Susan Larson’s Blog: Piper Laurie’s Got Tales to Tell
And in Learning to Live Out Loud, her own is the most interesting of all.
Every fan of movies and plays and television has a favorite version of Piper Laurie — in The Hustler, The Glass Menagerie, Twin Peaks, The Grass Harp or Rich in Love, the list just goes on and on — but after reading Learning to Live Out Loud, you may find that your favorite version of her is the true, complex woman behind all those well-known roles. Piper Laurie is a truth-teller, that’s for sure.
Susan Larson’s Blog: “Broomstick” Will Sweep You Away
John Biguenet’s new play makes its local debut in a staged reading at the festival.
Susan Larson’s Blog: For the Aspiring Writers
We know that readers love the Tennessee Williams Festival. But writers love it too! They enter our contests in fiction and poetry, they gain inspiration from master classes, and this year, we’ve added two events that are designed for aspiring writers: the New Orleans Writing Marathon and Pitchapalooza.
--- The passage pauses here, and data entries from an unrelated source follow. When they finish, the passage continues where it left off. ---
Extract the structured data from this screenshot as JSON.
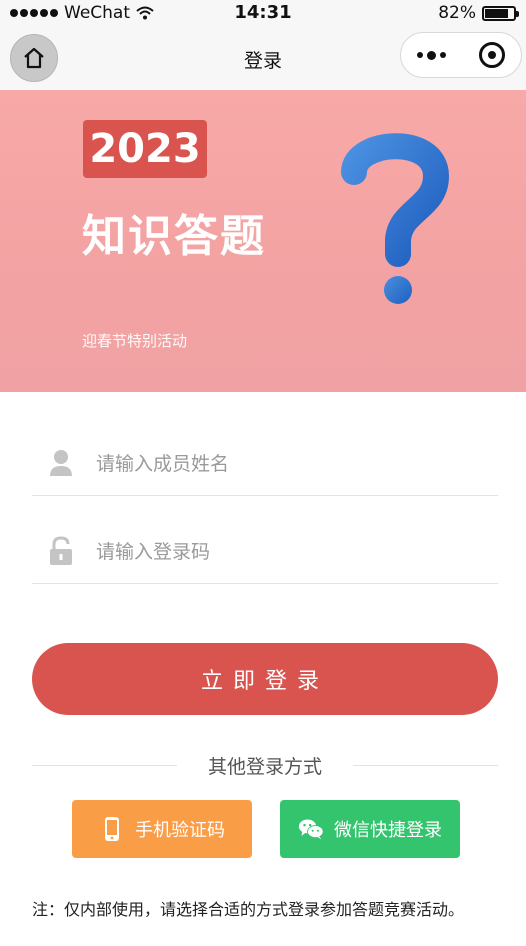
{
  "status_bar": {
    "carrier": "WeChat",
    "time": "14:31",
    "battery_percent": "82%",
    "battery_level": 0.82
  },
  "nav": {
    "title": "登录"
  },
  "banner": {
    "year": "2023",
    "title": "知识答题",
    "subtitle": "迎春节特别活动"
  },
  "form": {
    "name_placeholder": "请输入成员姓名",
    "code_placeholder": "请输入登录码",
    "login_label": "立即登录"
  },
  "other_login": {
    "heading": "其他登录方式",
    "phone_label": "手机验证码",
    "wechat_label": "微信快捷登录"
  },
  "note": "注：仅内部使用，请选择合适的方式登录参加答题竞赛活动。",
  "colors": {
    "primary": "#d9534f",
    "phone": "#fa9d47",
    "wechat": "#34c46d",
    "banner": "#f4a3a3"
  }
}
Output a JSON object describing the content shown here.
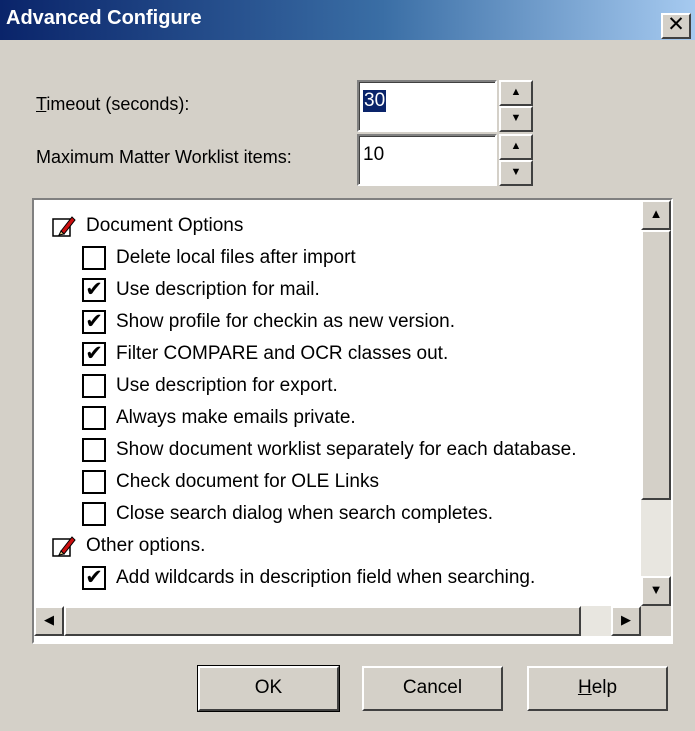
{
  "window": {
    "title": "Advanced Configure",
    "close_glyph": "✕"
  },
  "timeout": {
    "label_accel": "T",
    "label_rest": "imeout (seconds):",
    "value": "30"
  },
  "worklist": {
    "label": "Maximum Matter Worklist items:",
    "value": "10"
  },
  "options": {
    "groups": [
      {
        "label": "Document Options",
        "icon": "pencil-icon",
        "items": [
          {
            "label": "Delete local files after import",
            "checked": false
          },
          {
            "label": "Use description for mail.",
            "checked": true
          },
          {
            "label": "Show profile for checkin as new version.",
            "checked": true
          },
          {
            "label": "Filter COMPARE and OCR classes out.",
            "checked": true
          },
          {
            "label": "Use description for export.",
            "checked": false
          },
          {
            "label": "Always make emails private.",
            "checked": false
          },
          {
            "label": "Show document worklist separately for each database.",
            "checked": false
          },
          {
            "label": "Check document for OLE Links",
            "checked": false
          },
          {
            "label": "Close search dialog when search completes.",
            "checked": false
          }
        ]
      },
      {
        "label": "Other options.",
        "icon": "pencil-icon",
        "items": [
          {
            "label": "Add wildcards in description field when searching.",
            "checked": true
          }
        ]
      }
    ]
  },
  "buttons": {
    "ok": "OK",
    "cancel": "Cancel",
    "help_accel": "H",
    "help_rest": "elp"
  },
  "colors": {
    "title_start": "#0a246a",
    "title_end": "#a6caf0",
    "face": "#d4d0c8",
    "selection": "#0a246a"
  }
}
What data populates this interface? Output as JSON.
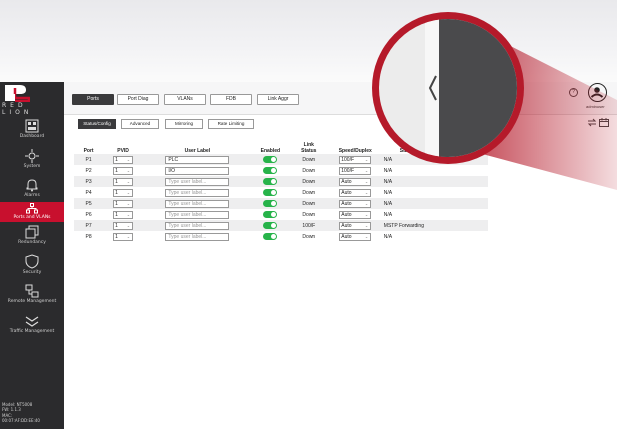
{
  "brand": {
    "word": "RED LION"
  },
  "sidebar": {
    "items": [
      {
        "label": "Dashboard",
        "icon": "dashboard-icon"
      },
      {
        "label": "System",
        "icon": "system-icon"
      },
      {
        "label": "Alarms",
        "icon": "bell-icon"
      },
      {
        "label": "Ports and VLANs",
        "icon": "network-icon"
      },
      {
        "label": "Redundancy",
        "icon": "redundancy-icon"
      },
      {
        "label": "Security",
        "icon": "shield-icon"
      },
      {
        "label": "Remote Management",
        "icon": "remote-icon"
      },
      {
        "label": "Traffic Management",
        "icon": "traffic-icon"
      }
    ],
    "active": "Ports and VLANs",
    "device": {
      "model": "Model: NT5008",
      "fw": "FW: 1.1.3",
      "mac_label": "MAC:",
      "mac": "00:07:AF:DD:EE:40"
    }
  },
  "header": {
    "user": "adminuser",
    "help": "?"
  },
  "tabs": [
    "Ports",
    "Port Diag",
    "VLANs",
    "FDB",
    "Link Aggr"
  ],
  "subtabs": [
    "Status/Config",
    "Advanced",
    "Mirroring",
    "Rate Limiting"
  ],
  "table": {
    "headers": {
      "port": "Port",
      "pvid": "PVID",
      "label": "User Label",
      "enabled": "Enabled",
      "link_top": "Link",
      "link": "Status",
      "speed": "Speed/Duplex",
      "state": "State"
    },
    "placeholder": "Type user label...",
    "rows": [
      {
        "port": "P1",
        "pvid": "1",
        "label": "PLC",
        "link": "Down",
        "speed": "100/F",
        "state": "N/A"
      },
      {
        "port": "P2",
        "pvid": "1",
        "label": "I/O",
        "link": "Down",
        "speed": "100/F",
        "state": "N/A"
      },
      {
        "port": "P3",
        "pvid": "1",
        "label": "",
        "link": "Down",
        "speed": "Auto",
        "state": "N/A"
      },
      {
        "port": "P4",
        "pvid": "1",
        "label": "",
        "link": "Down",
        "speed": "Auto",
        "state": "N/A"
      },
      {
        "port": "P5",
        "pvid": "1",
        "label": "",
        "link": "Down",
        "speed": "Auto",
        "state": "N/A"
      },
      {
        "port": "P6",
        "pvid": "1",
        "label": "",
        "link": "Down",
        "speed": "Auto",
        "state": "N/A"
      },
      {
        "port": "P7",
        "pvid": "1",
        "label": "",
        "link": "100/F",
        "speed": "Auto",
        "state": "MSTP Forwarding"
      },
      {
        "port": "P8",
        "pvid": "1",
        "label": "",
        "link": "Down",
        "speed": "Auto",
        "state": "N/A"
      }
    ]
  },
  "colors": {
    "accent": "#c8102e",
    "sidebar": "#2b2b2d",
    "toggle_on": "#27b34a"
  }
}
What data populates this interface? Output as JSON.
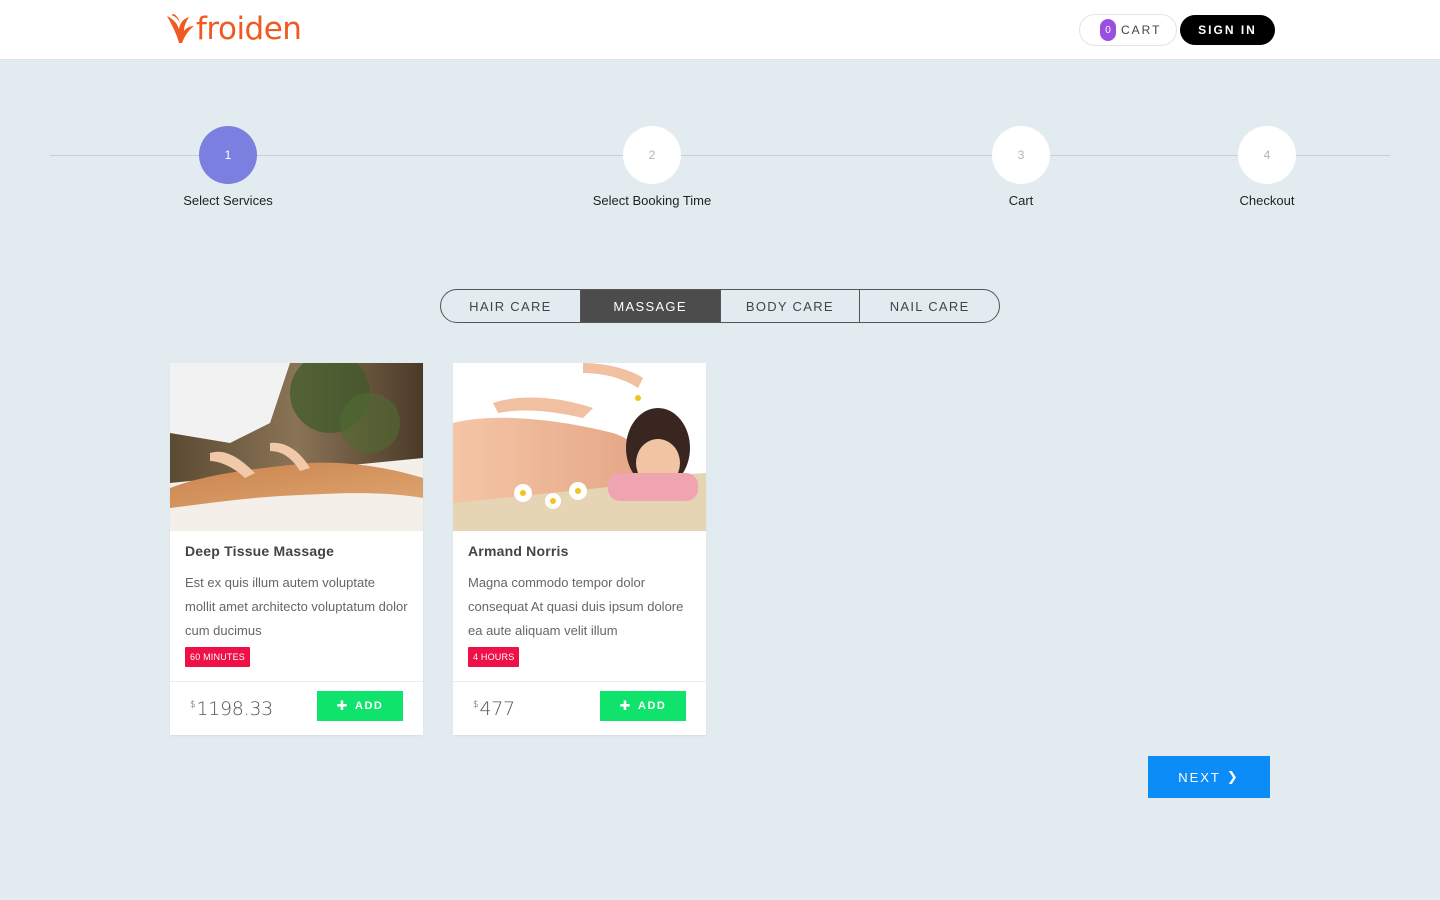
{
  "header": {
    "logo_text": "froiden",
    "cart_count": "0",
    "cart_label": "CART",
    "signin_label": "SIGN IN"
  },
  "steps": [
    {
      "number": "1",
      "label": "Select Services",
      "active": true
    },
    {
      "number": "2",
      "label": "Select Booking Time",
      "active": false
    },
    {
      "number": "3",
      "label": "Cart",
      "active": false
    },
    {
      "number": "4",
      "label": "Checkout",
      "active": false
    }
  ],
  "tabs": [
    {
      "label": "HAIR CARE",
      "active": false
    },
    {
      "label": "MASSAGE",
      "active": true
    },
    {
      "label": "BODY CARE",
      "active": false
    },
    {
      "label": "NAIL CARE",
      "active": false
    }
  ],
  "services": [
    {
      "title": "Deep Tissue Massage",
      "description": "Est ex quis illum autem voluptate mollit amet architecto voluptatum dolor cum ducimus",
      "duration": "60 MINUTES",
      "currency": "$",
      "price": "1198.33",
      "add_label": "ADD"
    },
    {
      "title": "Armand Norris",
      "description": "Magna commodo tempor dolor consequat At quasi duis ipsum dolore ea aute aliquam velit illum",
      "duration": "4 HOURS",
      "currency": "$",
      "price": "477",
      "add_label": "ADD"
    }
  ],
  "next_label": "NEXT",
  "colors": {
    "brand": "#f05a22",
    "active_step": "#7b7fe0",
    "badge": "#ef1048",
    "add_button": "#0fe36b",
    "next_button": "#0b8cf7",
    "background": "#e2ecf0"
  }
}
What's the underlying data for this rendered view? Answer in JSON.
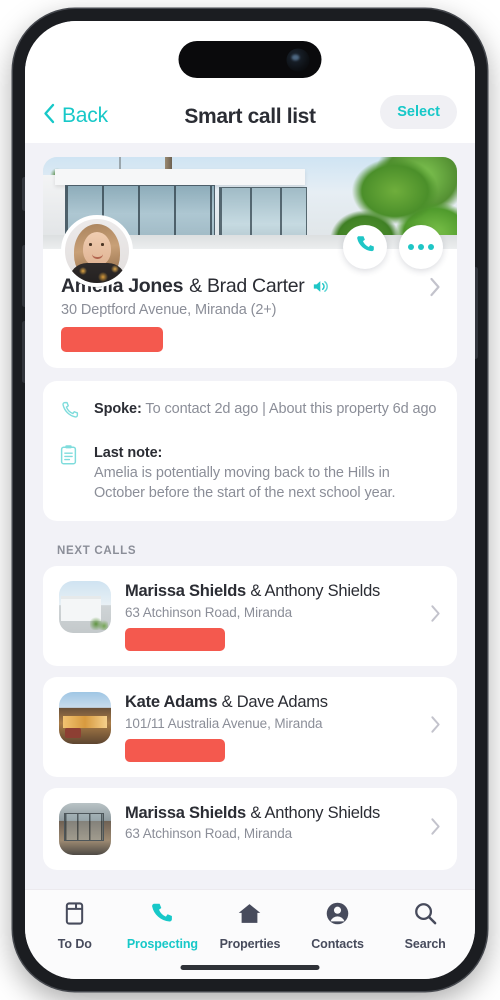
{
  "accent_color": "#17c8c8",
  "redaction_color": "#f4594e",
  "page_background": "#f2f2f7",
  "nav": {
    "back_label": "Back",
    "back_icon": "chevron-left-icon",
    "title": "Smart call list",
    "select_label": "Select"
  },
  "featured": {
    "hero_icon": "property-photo",
    "avatar_icon": "contact-avatar-photo",
    "call_icon": "phone-icon",
    "more_icon": "ellipsis-icon",
    "primary_name": "Amelia Jones",
    "secondary_name": "& Brad Carter",
    "speaker_icon": "speaker-icon",
    "address": "30 Deptford Avenue, Miranda (2+)",
    "badge_redacted": true,
    "chevron_icon": "chevron-right-icon"
  },
  "activity": {
    "spoke": {
      "icon": "phone-outline-icon",
      "label": "Spoke:",
      "value": "To contact 2d ago  |  About this property 6d ago"
    },
    "note": {
      "icon": "note-clipboard-icon",
      "label": "Last note:",
      "body": "Amelia is potentially moving back to the Hills in October before the start of the next school year."
    }
  },
  "next_calls": {
    "header": "NEXT CALLS",
    "items": [
      {
        "thumb_icon": "property-thumbnail",
        "primary_name": "Marissa Shields",
        "secondary_name": "& Anthony Shields",
        "address": "63 Atchinson Road,  Miranda",
        "badge_redacted": true,
        "chevron_icon": "chevron-right-icon"
      },
      {
        "thumb_icon": "property-thumbnail",
        "primary_name": "Kate Adams",
        "secondary_name": "& Dave Adams",
        "address": "101/11 Australia Avenue,  Miranda",
        "badge_redacted": true,
        "chevron_icon": "chevron-right-icon"
      },
      {
        "thumb_icon": "property-thumbnail",
        "primary_name": "Marissa Shields",
        "secondary_name": "& Anthony Shields",
        "address": "63 Atchinson Road,  Miranda",
        "badge_redacted": false,
        "chevron_icon": "chevron-right-icon"
      }
    ]
  },
  "tabs": [
    {
      "label": "To Do",
      "icon": "todo-list-icon",
      "active": false
    },
    {
      "label": "Prospecting",
      "icon": "phone-icon",
      "active": true
    },
    {
      "label": "Properties",
      "icon": "home-icon",
      "active": false
    },
    {
      "label": "Contacts",
      "icon": "person-icon",
      "active": false
    },
    {
      "label": "Search",
      "icon": "search-icon",
      "active": false
    }
  ]
}
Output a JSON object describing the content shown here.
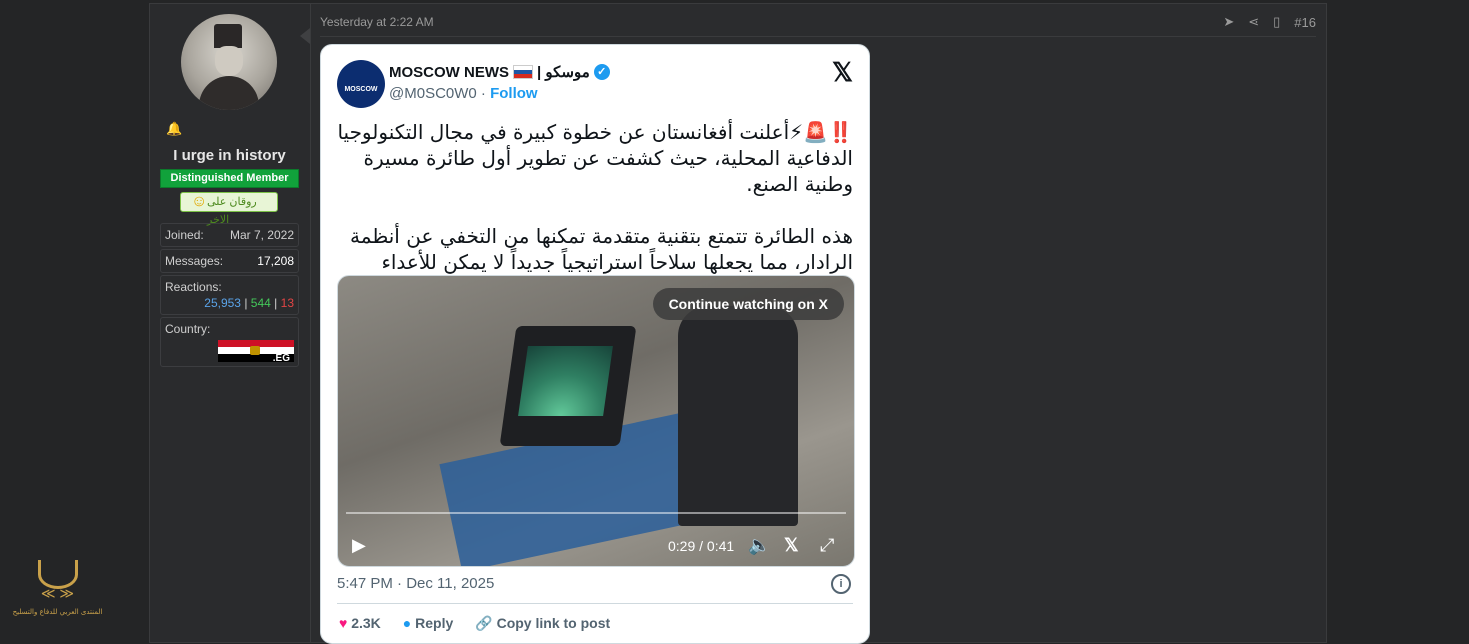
{
  "user": {
    "name": "I urge in history",
    "title": "Distinguished Member",
    "banner": "روقان على الاخر",
    "joined_label": "Joined:",
    "joined": "Mar 7, 2022",
    "messages_label": "Messages:",
    "messages": "17,208",
    "reactions_label": "Reactions:",
    "reactions_like": "25,953",
    "reactions_sep": "|",
    "reactions_positive": "544",
    "reactions_negative": "13",
    "country_label": "Country:",
    "country_code": ".EG"
  },
  "post": {
    "time": "Yesterday at 2:22 AM",
    "number": "#16"
  },
  "tweet": {
    "avatar_label": "MOSCOW",
    "author_name": "MOSCOW NEWS",
    "author_suffix": "| موسكو",
    "handle": "@M0SC0W0",
    "dot": "·",
    "follow": "Follow",
    "para1": "‼️🚨⚡أعلنت أفغانستان عن خطوة كبيرة في مجال التكنولوجيا الدفاعية المحلية، حيث كشفت عن تطوير أول طائرة مسيرة وطنية الصنع.",
    "para2": "هذه الطائرة تتمتع بتقنية متقدمة تمكنها من التخفي عن أنظمة الرادار، مما يجعلها سلاحاً استراتيجياً جديداً لا يمكن للأعداء رصده.",
    "continue": "Continue watching on X",
    "timecode": "0:29 / 0:41",
    "posted": "5:47 PM · Dec 11, 2025",
    "likes": "2.3K",
    "reply": "Reply",
    "copy_link": "Copy link to post"
  },
  "site_logo_text": "المنتدى العربي للدفاع والتسليح"
}
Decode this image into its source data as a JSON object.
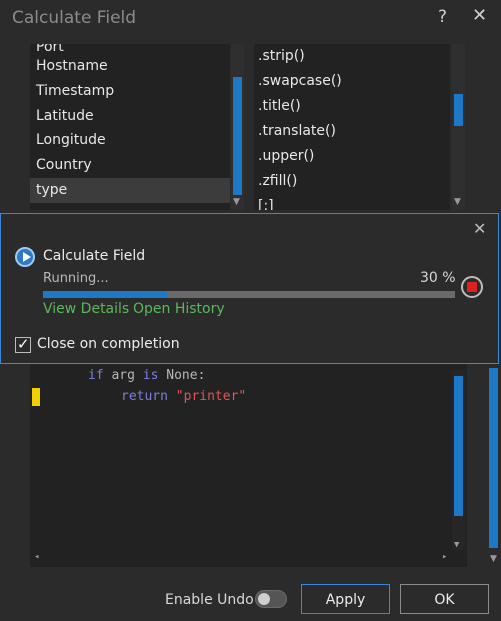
{
  "window": {
    "title": "Calculate Field",
    "help_icon": "?",
    "close_icon": "✕"
  },
  "fields_list": {
    "items": [
      "Port",
      "Hostname",
      "Timestamp",
      "Latitude",
      "Longitude",
      "Country",
      "type"
    ],
    "selected": "type"
  },
  "functions_list": {
    "items": [
      ".strip()",
      ".swapcase()",
      ".title()",
      ".translate()",
      ".upper()",
      ".zfill()",
      "[:]"
    ]
  },
  "progress": {
    "close_icon": "✕",
    "title": "Calculate Field",
    "status": "Running...",
    "percent_text": "30 %",
    "percent_value": 0.3,
    "view_details": "View Details",
    "open_history": "Open History",
    "close_on_completion_label": "Close on completion",
    "close_on_completion_checked": true
  },
  "code_block": {
    "line1": {
      "kw1": "if",
      "text1": " arg ",
      "kw2": "is",
      "text2": " None:"
    },
    "line2": {
      "kw": "return",
      "str": "\"printer\""
    }
  },
  "footer": {
    "enable_undo_label": "Enable Undo",
    "enable_undo_on": false,
    "apply_label": "Apply",
    "ok_label": "OK"
  },
  "colors": {
    "accent": "#1e78c8",
    "link": "#5cb85c",
    "stop": "#e02020",
    "keyword": "#7d7dd9",
    "string": "#e05555"
  }
}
Susan Larson’s Blog: Late Night with Lafcadio!
A Q&A with the People Say Project’s Brian Boyles and Jarret Lofstead. We’re teaming up with these innovative minds to bring you the Literary Late Night: Lafcadio Hearn Revue.
Susan Larson’s Blog: The Kindness of Writers
An chat with New Orleans writer Candice Proctor (aka C.S. Harris), who joined the panel “Bet You Can’t Read Just One: Mysteries for Fun.”
Susan Larson’s Q&A with Tom Sancton
Get a glimpse into the life of the “Song for My Fathers: A New Orleans Story in Black and White” author and Festival performer.
Reading up for the Fest!
A sneak peek at some of the books we’ll be talking about at the Festival: Peggy Scott Laborde and Tom Fitzmorris’s Lost Restaurants of New Orleans will make you forsake that January diet, and John Barry’s Roger Williams and the Birth of the American Soul will give you something to think about during this election year.